» **Provided information**:
------

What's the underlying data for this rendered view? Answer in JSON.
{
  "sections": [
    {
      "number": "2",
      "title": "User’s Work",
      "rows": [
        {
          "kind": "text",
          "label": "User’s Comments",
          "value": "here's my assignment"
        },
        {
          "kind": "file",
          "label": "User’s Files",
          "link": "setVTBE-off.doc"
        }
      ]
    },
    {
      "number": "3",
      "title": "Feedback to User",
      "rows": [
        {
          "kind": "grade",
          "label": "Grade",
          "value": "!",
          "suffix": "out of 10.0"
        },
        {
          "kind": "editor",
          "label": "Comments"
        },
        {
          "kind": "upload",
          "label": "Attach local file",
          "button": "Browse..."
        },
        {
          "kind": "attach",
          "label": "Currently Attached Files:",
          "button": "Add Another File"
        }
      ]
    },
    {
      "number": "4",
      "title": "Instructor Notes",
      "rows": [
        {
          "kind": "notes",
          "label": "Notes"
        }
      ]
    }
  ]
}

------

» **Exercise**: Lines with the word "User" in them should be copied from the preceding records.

» **Written answer**:
      "title": "User’s Work",
          "label": "User’s Comments",
          "label": "User’s Files",
      "title": "Feedback to User",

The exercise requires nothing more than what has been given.